◆ **YOUR OBJECTIVE**
Please reproduce the entries in full. Keep every character the same.

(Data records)
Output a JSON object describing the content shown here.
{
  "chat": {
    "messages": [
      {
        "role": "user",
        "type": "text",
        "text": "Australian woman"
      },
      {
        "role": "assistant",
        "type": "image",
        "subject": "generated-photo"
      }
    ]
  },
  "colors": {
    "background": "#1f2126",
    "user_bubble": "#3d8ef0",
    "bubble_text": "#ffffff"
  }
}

◆ **TASK SOLUTION**
Output a JSON object describing the content shown here.
{
  "chat": {
    "messages": [
      {
        "role": "user",
        "type": "text",
        "text": "Australian woman"
      },
      {
        "role": "assistant",
        "type": "image",
        "subject": "generated-photo"
      }
    ]
  },
  "colors": {
    "background": "#1f2126",
    "user_bubble": "#3d8ef0",
    "bubble_text": "#ffffff"
  }
}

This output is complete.